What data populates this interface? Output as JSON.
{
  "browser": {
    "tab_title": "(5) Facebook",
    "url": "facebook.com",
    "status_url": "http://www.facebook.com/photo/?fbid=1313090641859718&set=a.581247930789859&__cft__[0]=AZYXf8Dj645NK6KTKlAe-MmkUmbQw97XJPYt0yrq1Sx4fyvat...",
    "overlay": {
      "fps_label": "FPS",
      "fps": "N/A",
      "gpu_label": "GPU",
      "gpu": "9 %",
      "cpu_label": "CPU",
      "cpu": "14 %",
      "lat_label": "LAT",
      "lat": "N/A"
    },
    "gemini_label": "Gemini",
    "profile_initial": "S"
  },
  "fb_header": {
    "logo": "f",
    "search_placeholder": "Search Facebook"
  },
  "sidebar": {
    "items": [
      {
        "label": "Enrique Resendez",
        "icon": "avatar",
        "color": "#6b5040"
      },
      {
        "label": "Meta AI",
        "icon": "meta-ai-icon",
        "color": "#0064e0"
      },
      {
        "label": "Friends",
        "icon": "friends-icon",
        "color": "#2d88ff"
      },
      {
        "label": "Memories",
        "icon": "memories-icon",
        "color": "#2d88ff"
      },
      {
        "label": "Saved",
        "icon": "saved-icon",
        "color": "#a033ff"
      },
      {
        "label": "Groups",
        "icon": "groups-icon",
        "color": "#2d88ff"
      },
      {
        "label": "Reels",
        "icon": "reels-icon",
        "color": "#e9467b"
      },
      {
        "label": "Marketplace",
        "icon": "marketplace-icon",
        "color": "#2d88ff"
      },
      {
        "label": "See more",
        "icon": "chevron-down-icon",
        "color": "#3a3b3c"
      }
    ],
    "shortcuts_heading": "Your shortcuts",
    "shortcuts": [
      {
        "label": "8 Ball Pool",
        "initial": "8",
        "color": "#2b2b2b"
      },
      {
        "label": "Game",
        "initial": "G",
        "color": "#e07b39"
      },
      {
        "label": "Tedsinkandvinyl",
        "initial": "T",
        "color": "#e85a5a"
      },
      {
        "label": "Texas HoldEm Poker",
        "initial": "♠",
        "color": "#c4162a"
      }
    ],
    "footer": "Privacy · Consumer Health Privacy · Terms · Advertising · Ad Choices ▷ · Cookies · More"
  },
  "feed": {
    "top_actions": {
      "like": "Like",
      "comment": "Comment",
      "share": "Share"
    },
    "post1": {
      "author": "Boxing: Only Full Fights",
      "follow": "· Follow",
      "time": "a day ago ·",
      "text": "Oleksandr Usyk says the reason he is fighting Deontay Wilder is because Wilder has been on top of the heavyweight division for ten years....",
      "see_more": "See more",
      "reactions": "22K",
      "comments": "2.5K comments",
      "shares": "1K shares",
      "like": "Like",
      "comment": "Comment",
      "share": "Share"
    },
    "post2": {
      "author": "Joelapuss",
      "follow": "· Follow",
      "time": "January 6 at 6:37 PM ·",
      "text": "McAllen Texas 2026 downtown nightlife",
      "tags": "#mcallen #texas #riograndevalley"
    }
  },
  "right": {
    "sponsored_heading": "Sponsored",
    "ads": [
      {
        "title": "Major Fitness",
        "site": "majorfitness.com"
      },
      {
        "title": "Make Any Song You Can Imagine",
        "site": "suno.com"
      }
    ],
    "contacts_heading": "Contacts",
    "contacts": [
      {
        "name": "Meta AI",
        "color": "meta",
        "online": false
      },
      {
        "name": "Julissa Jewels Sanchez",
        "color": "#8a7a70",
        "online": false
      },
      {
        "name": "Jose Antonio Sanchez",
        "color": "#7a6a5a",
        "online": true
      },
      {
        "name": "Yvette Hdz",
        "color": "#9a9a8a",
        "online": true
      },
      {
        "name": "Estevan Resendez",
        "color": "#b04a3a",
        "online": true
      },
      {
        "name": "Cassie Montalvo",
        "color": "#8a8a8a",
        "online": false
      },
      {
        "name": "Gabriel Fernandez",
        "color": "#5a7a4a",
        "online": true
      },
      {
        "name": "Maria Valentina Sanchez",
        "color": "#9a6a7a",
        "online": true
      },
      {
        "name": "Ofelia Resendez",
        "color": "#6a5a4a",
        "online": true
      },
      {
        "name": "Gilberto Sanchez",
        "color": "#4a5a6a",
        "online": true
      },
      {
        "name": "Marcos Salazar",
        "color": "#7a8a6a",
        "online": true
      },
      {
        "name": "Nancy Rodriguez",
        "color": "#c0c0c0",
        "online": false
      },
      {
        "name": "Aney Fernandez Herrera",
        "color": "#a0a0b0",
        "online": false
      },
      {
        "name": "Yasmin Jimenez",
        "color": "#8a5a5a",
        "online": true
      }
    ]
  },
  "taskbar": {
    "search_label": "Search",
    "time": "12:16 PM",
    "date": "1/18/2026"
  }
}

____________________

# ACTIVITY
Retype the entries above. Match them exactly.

# ANSWER
What data populates this interface? Output as JSON.
{
  "browser": {
    "tab_title": "(5) Facebook",
    "url": "facebook.com",
    "status_url": "http://www.facebook.com/photo/?fbid=1313090641859718&set=a.581247930789859&__cft__[0]=AZYXf8Dj645NK6KTKlAe-MmkUmbQw97XJPYt0yrq1Sx4fyvat...",
    "overlay": {
      "fps_label": "FPS",
      "fps": "N/A",
      "gpu_label": "GPU",
      "gpu": "9 %",
      "cpu_label": "CPU",
      "cpu": "14 %",
      "lat_label": "LAT",
      "lat": "N/A"
    },
    "gemini_label": "Gemini",
    "profile_initial": "S"
  },
  "fb_header": {
    "logo": "f",
    "search_placeholder": "Search Facebook"
  },
  "sidebar": {
    "items": [
      {
        "label": "Enrique Resendez",
        "icon": "avatar",
        "color": "#6b5040"
      },
      {
        "label": "Meta AI",
        "icon": "meta-ai-icon",
        "color": "#0064e0"
      },
      {
        "label": "Friends",
        "icon": "friends-icon",
        "color": "#2d88ff"
      },
      {
        "label": "Memories",
        "icon": "memories-icon",
        "color": "#2d88ff"
      },
      {
        "label": "Saved",
        "icon": "saved-icon",
        "color": "#a033ff"
      },
      {
        "label": "Groups",
        "icon": "groups-icon",
        "color": "#2d88ff"
      },
      {
        "label": "Reels",
        "icon": "reels-icon",
        "color": "#e9467b"
      },
      {
        "label": "Marketplace",
        "icon": "marketplace-icon",
        "color": "#2d88ff"
      },
      {
        "label": "See more",
        "icon": "chevron-down-icon",
        "color": "#3a3b3c"
      }
    ],
    "shortcuts_heading": "Your shortcuts",
    "shortcuts": [
      {
        "label": "8 Ball Pool",
        "initial": "8",
        "color": "#2b2b2b"
      },
      {
        "label": "Game",
        "initial": "G",
        "color": "#e07b39"
      },
      {
        "label": "Tedsinkandvinyl",
        "initial": "T",
        "color": "#e85a5a"
      },
      {
        "label": "Texas HoldEm Poker",
        "initial": "♠",
        "color": "#c4162a"
      }
    ],
    "footer": "Privacy · Consumer Health Privacy · Terms · Advertising · Ad Choices ▷ · Cookies · More"
  },
  "feed": {
    "top_actions": {
      "like": "Like",
      "comment": "Comment",
      "share": "Share"
    },
    "post1": {
      "author": "Boxing: Only Full Fights",
      "follow": "· Follow",
      "time": "a day ago ·",
      "text": "Oleksandr Usyk says the reason he is fighting Deontay Wilder is because Wilder has been on top of the heavyweight division for ten years....",
      "see_more": "See more",
      "reactions": "22K",
      "comments": "2.5K comments",
      "shares": "1K shares",
      "like": "Like",
      "comment": "Comment",
      "share": "Share"
    },
    "post2": {
      "author": "Joelapuss",
      "follow": "· Follow",
      "time": "January 6 at 6:37 PM ·",
      "text": "McAllen Texas 2026 downtown nightlife",
      "tags": "#mcallen #texas #riograndevalley"
    }
  },
  "right": {
    "sponsored_heading": "Sponsored",
    "ads": [
      {
        "title": "Major Fitness",
        "site": "majorfitness.com"
      },
      {
        "title": "Make Any Song You Can Imagine",
        "site": "suno.com"
      }
    ],
    "contacts_heading": "Contacts",
    "contacts": [
      {
        "name": "Meta AI",
        "color": "meta",
        "online": false
      },
      {
        "name": "Julissa Jewels Sanchez",
        "color": "#8a7a70",
        "online": false
      },
      {
        "name": "Jose Antonio Sanchez",
        "color": "#7a6a5a",
        "online": true
      },
      {
        "name": "Yvette Hdz",
        "color": "#9a9a8a",
        "online": true
      },
      {
        "name": "Estevan Resendez",
        "color": "#b04a3a",
        "online": true
      },
      {
        "name": "Cassie Montalvo",
        "color": "#8a8a8a",
        "online": false
      },
      {
        "name": "Gabriel Fernandez",
        "color": "#5a7a4a",
        "online": true
      },
      {
        "name": "Maria Valentina Sanchez",
        "color": "#9a6a7a",
        "online": true
      },
      {
        "name": "Ofelia Resendez",
        "color": "#6a5a4a",
        "online": true
      },
      {
        "name": "Gilberto Sanchez",
        "color": "#4a5a6a",
        "online": true
      },
      {
        "name": "Marcos Salazar",
        "color": "#7a8a6a",
        "online": true
      },
      {
        "name": "Nancy Rodriguez",
        "color": "#c0c0c0",
        "online": false
      },
      {
        "name": "Aney Fernandez Herrera",
        "color": "#a0a0b0",
        "online": false
      },
      {
        "name": "Yasmin Jimenez",
        "color": "#8a5a5a",
        "online": true
      }
    ]
  },
  "taskbar": {
    "search_label": "Search",
    "time": "12:16 PM",
    "date": "1/18/2026"
  }
}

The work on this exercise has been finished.